[You may also want to look at the following video, which starts with Carr's argument and then -- at 4:00 -- switches to counter-arguments by the author and actor Stephen Fry.]

How is the shift from print and TV news to online news affecting coverage or quality?

Is the Net increasing literacy? (You can look at reading or cultural literacy).


How is the Net affecting the process of individuation?

Is the Net increasing or decreasing emotional maturity?

[Note that the following videos are not scholarly. They may, however, be helpful in sparking ideas. For example, the following video is full of problems from a scholarly point of view, yet it brings up interesting avenues of inquiry.]

How is the Net affecting the relation of peer groups to individuals?

Is the Net destroying identity or invigorating it? You can look at individual, cultural, political, or national identity. Individual identity could include sexuality, spirituality, career, peer groups, etc.; cultural identity could include ethnicity, language, religion, customs, sub-cultures, etc.

Sexuality & Relationships

Is Internet addiction more damaging than television addiction?

Is the Net increasing the ratio of sex to romance, or of sex to commitment?

Is the Net increasing the divide between the way men and women see or judge sexuality?

Is the scenario in the film Don Jon (2013) a realistic one?

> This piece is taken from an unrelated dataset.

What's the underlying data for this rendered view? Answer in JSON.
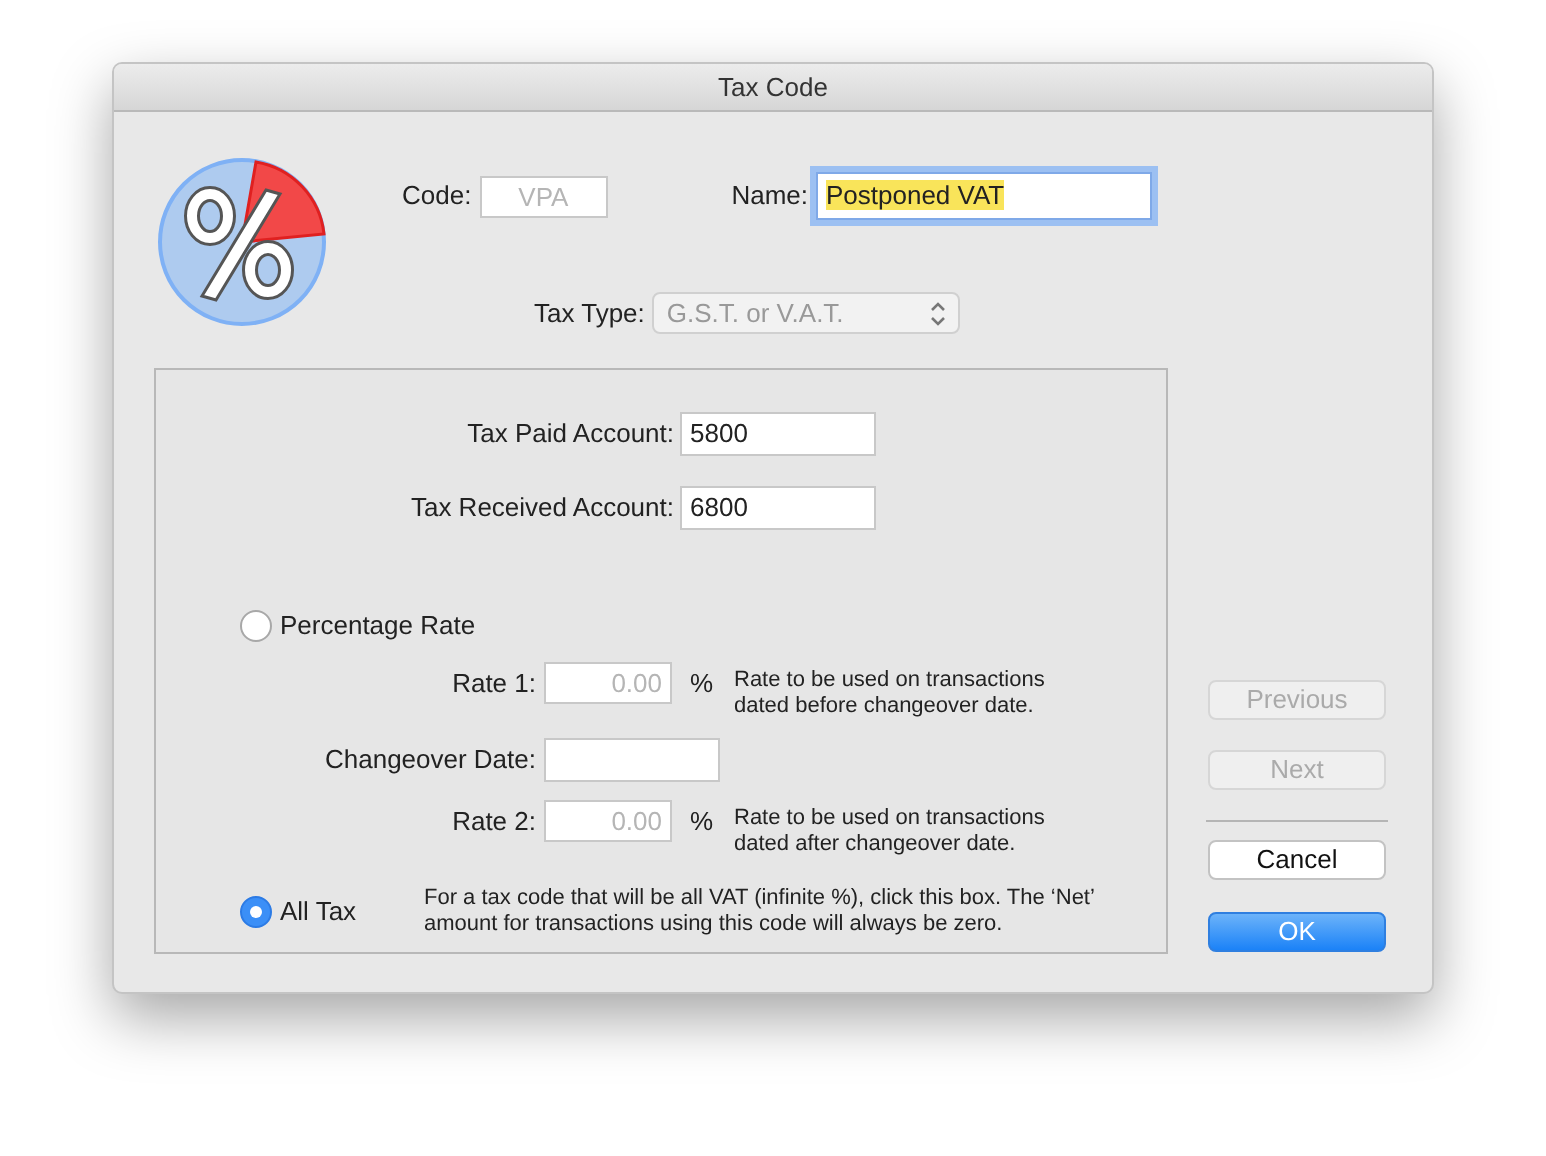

Will porn addicts eventually realize that direct sexual experience (with real partners) is better than indirect sexual experience (on the Net)?

Is Internet porn more damaging to body image and expectations than offline porn?

As compared to for-profit sites, how do personalized, non-profit sites affect body image or sexual expectations?

Marriage & Family

Is the Web to blame for decreased interest in marital commitment (as some argue is the case in Japan)?

Is the Net helping, redefining, or harming traditional notions of trust or fidelity?

Is the Net helping, redefining, or harming communication between parents, between parents and children, between siblings, or between grandparents and grandchildren?

Is the Internet creating a generational gap in North America that is more serious than that of the 1960s? Or is Greenfield right in “Back to the Future”?

How is the Net affecting the balance between what an individual wants and what family and culture want for that individual?

Is the film Audrie & Daisie (2016, on Netflix), Disconnect (2012) or Men, Women & Children (2015) an accurate depiction of the negative effect of the Net? Take an area that one of the films explores (adolescent sexuality, peer pressure, bullying, sexual exploitation, family dynamics, criminality, freedom of information, etc.) and 1) argue whether or not the film is an accurate reflection of the effect of the Net, or 2) use the film as a starting point to make an argument about what is happening in the area you chose.

Society & Censorship

Is the Net increasing impatience, selfishness, or self-centredness? 

Is the Net increasing crime, extremism, or terrorism?

In the Fourteenth Century, Chaucer argued that one should “turn the page” if one is offended by what one considers immoral content. How successful or damaging to morality is the Net’s personally-driven version of censorship?

Does Wikileaks increase the well-being of society? Does the philosophy behind it, and the precedent it sets, increase freedom and/or justice?

Is Killswitch (2014 - on Netflix) an accurate depiction of the activities of Aaron Swartz and Edward Snowden?

The Dark Web

What is the effect of the Dark Web on privacy rights and/or crime investigation? 

Are conservative forces demonizing the Dark Web? 

What is the effect of the Dark Web and sites like Silk Road on 'the war on the War on Drugs'? 

Does Silk Road reduce drug harm?

Global Issues

Lord of War (2005) depicts the small arms world of the 1980s and early 1990s. How has the Internet affected the world of small arms dealing? 

Is the Net increasing international crime, extremism, or terrorism?

Is the Net improving our understanding of foreign cultures, or is it creating more stereotypes and prejudices?

Is the Net altering Canadian attitudes towards the US? Is the Internet accelerating Americanization?

Taking Trump as an example, what is the effect of Twitter on American political culture?